If you’ve ever looked into a child’s bedroom, you may think that kids are inherently messy. However, I would disagree. Sure, some kids are more naturally tidy than others, but overall, I’ve found that kids will pick up their own rooms under two conditions and two conditions only:
Condition #1: Their rooms are not overfilled with stuff.
Condition #2: It is obvious where things go.
(Guess what? These two conditions apply to those adults you live with, too!)
With these two ideas in mind, I want to share a story from my old in-home professional organizing days to show how I helped a client do a decluttering makeover in her kids’ rooms.
Here are the unfiltered, unedited BEFORE pics…
We followed my signature LESS Method to simplify these rooms. LESS stands for:
L – Layout your vision and purpose
E – Empty
S – Sort it Twice
S – Systemize
STEP 1: Lay Out The Vision & Purpose
Vision is how you want a space to look and feel. Purpose is how you want to USE the space. My client’s vision was clear floors, a feeling of calm, and a place for everything. For purpose, she mentioned sleep, storing toys, and keeping clothes organized.
Once we had that settled we moved on to…
STEP 2: Empty
This is the step most people want to skip. Isn’t it easier to go through and pluck out the things we don’t want then to empty everything? Nope. And here’s why…
Human brains evolved to notice novelty. (That’s why those notifications on your phone are so distracting!) Sothat large stuffed koala has been sitting in your kids’ bedroom corner for over two years? Yeah, you don’t even notice it anymore because your brain doesn’t recognize it as new. In order to shake up your brain enough to evaluate everything as new, you need to get EVERYTHING out!
Which bring us to…
STEP 3: Sort it Twice
The first sort is to create like-with-like piles of EVERYTHING you emptied in step two. So we made piles of Legos, Barbies, dinosaurs, stuffed animals, etc. This allows you to easily see how much of each type your kid has, which makes the second sort so much easier!
The second sort is the decision sort. You go through each like-with-like pile and decide what stays and what goes. Be ruthless. If your kids’ rooms are in chaos, you’re doing them a favor by simplifying the amount of stuff they own. Be generous with that donation bag, and yes, if the items are no longer usable, you’ll need to put them in the trash. But to make you feel better, realize that all of this stuff was going to the trash someday… you’re just moving up the timeline to today. (Yes, this hurts, but realize that this little bit of pain will make you SMARTER at the checkout as you move forward toward a simpler life with less stuff!)
This step is crucial to achieving the first condition: reducing the toys to a manageable level. If you want your kids to be able to pick up their rooms on their own, you MUST only present them with a number of toys with which they can reasonably do so. So be tough!
STEP 4: Systemize
Once we’d reduced the number of toys, we moved on to the final step… systemize. This helped us achieve the second condition: making it obvious where things go.

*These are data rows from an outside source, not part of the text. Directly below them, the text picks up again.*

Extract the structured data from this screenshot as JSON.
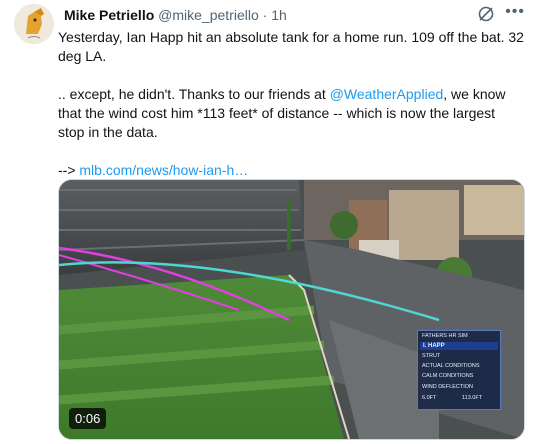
{
  "tweet": {
    "author_name": "Mike Petriello",
    "author_handle": "@mike_petriello",
    "separator": "·",
    "time": "1h",
    "more_label": "•••",
    "line1": "Yesterday, Ian Happ hit an absolute tank for a home run. 109 off the bat. 32 deg LA.",
    "line2_pre": ".. except, he didn't. Thanks to our friends at ",
    "line2_mention": "@WeatherApplied",
    "line2_post": ", we know that the wind cost him *113 feet* of distance -- which is now the largest stop in the data.",
    "line3_pre": "--> ",
    "line3_link": "mlb.com/news/how-ian-h…"
  },
  "video": {
    "duration": "0:06",
    "overlay": {
      "header": "FATHERS HR SIM",
      "player": "I. HAPP",
      "row1": "STRUT",
      "row2": "ACTUAL CONDITIONS",
      "row3": "CALM CONDITIONS",
      "row4_label": "WIND DEFLECTION",
      "row4_v1": "6.0FT",
      "row4_v2": "113.0FT"
    }
  },
  "colors": {
    "link": "#1d9bf0",
    "trajectory_actual": "#e040e0",
    "trajectory_calm": "#4fd6d0"
  }
}
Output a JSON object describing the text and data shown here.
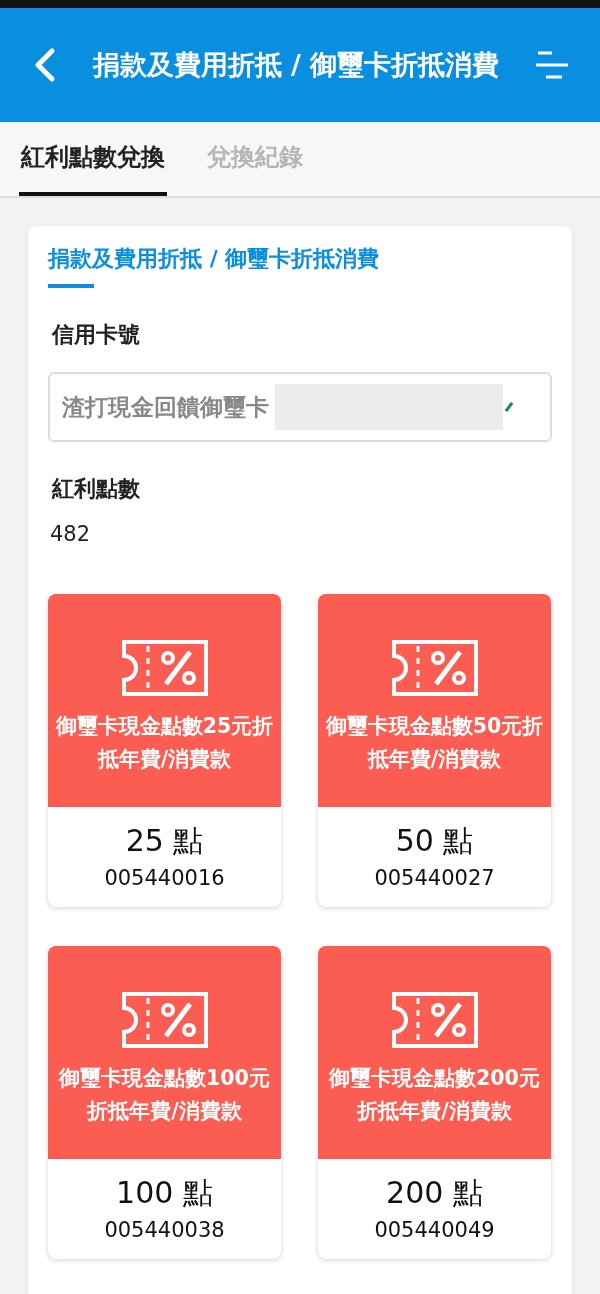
{
  "header": {
    "title": "捐款及費用折抵 / 御璽卡折抵消費"
  },
  "tabs": [
    {
      "label": "紅利點數兌換",
      "selected": true
    },
    {
      "label": "兌換紀錄",
      "selected": false
    }
  ],
  "panel": {
    "heading": "捐款及費用折抵 / 御璽卡折抵消費",
    "card_label": "信用卡號",
    "card_value": "渣打現金回饋御璽卡",
    "points_label": "紅利點數",
    "points_value": "482"
  },
  "rewards": [
    {
      "title": "御璽卡現金點數25元折抵年費/消費款",
      "points": "25 點",
      "code": "005440016"
    },
    {
      "title": "御璽卡現金點數50元折抵年費/消費款",
      "points": "50 點",
      "code": "005440027"
    },
    {
      "title": "御璽卡現金點數100元折抵年費/消費款",
      "points": "100 點",
      "code": "005440038"
    },
    {
      "title": "御璽卡現金點數200元折抵年費/消費款",
      "points": "200 點",
      "code": "005440049"
    }
  ]
}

The biggest problem when we tell kids to “Clean your room!” is that they have no idea where things go, so they just shove everything under the bed or into random bins. Thus, instead of learning how to clean up, kids learn to “hide the mess” a habit that often carries over into adulthood.
Luckily, my client already had some good toy storage infrastructure with these pull-out bins. I love these bins because kids can just toss toys in without having to finagle tricky lids. (If your kids will put away toys by removing a lid first, you have more determined kids than I do!) I labeled the front of each bin with a chalk pen.
To maintain this system, I taught my client some strategies I use to help my kids keep their rooms clean. (No, they don’t automatically clean them! I have children, not robots).
Here are some catchphrases I use to make room-cleaning easier for kids:
“Why don’t you put away the stuffies and I’ll put away the cars?”
I recommend picking up with your child, especially if you’re just starting out. It lets them know your expectations and it teaches them exactly what to do. (We all know how fun it is to have a child spend 30 minutes “cleaning” her room, only to discover that it’s as messy as when she started!)
Say the names of the categories out loud–stuffies, cars, trains–to help your child think in categories, a skill that will help her stay organized her whole life.
“Where do your Barbies go?”
Again, you’re saying the name of the category, reinforcing the idea that like items belong together, but this question also forces them to think about a particular place the items belong. It teaches kids that their belongings have a home, another skill to being organized for life.
“Clear your floor.”
Once your kids understand categories and homes, this is the command I use instead of “clean your room.”
“Clean your room” doesn’t tell kids what you want to see.
In my house, I want to see a clear floor, so that’s what I tell them to do.
Here are before/afters of each room:
Beautiful! And more importantly… maintainable. 🙂
I hope this post inspired you to declutter your kids rooms this spring!
To less stuff and more you this spring!
PS: If you’re a busy working mom who wants to simplify your work-mom life, but aren’t sure where to start… join me for my FREE *live* masterclass: How to Organize Your Family’s Home Without Exhausting Yourself or Resorting to Threats. Click here to save your spot!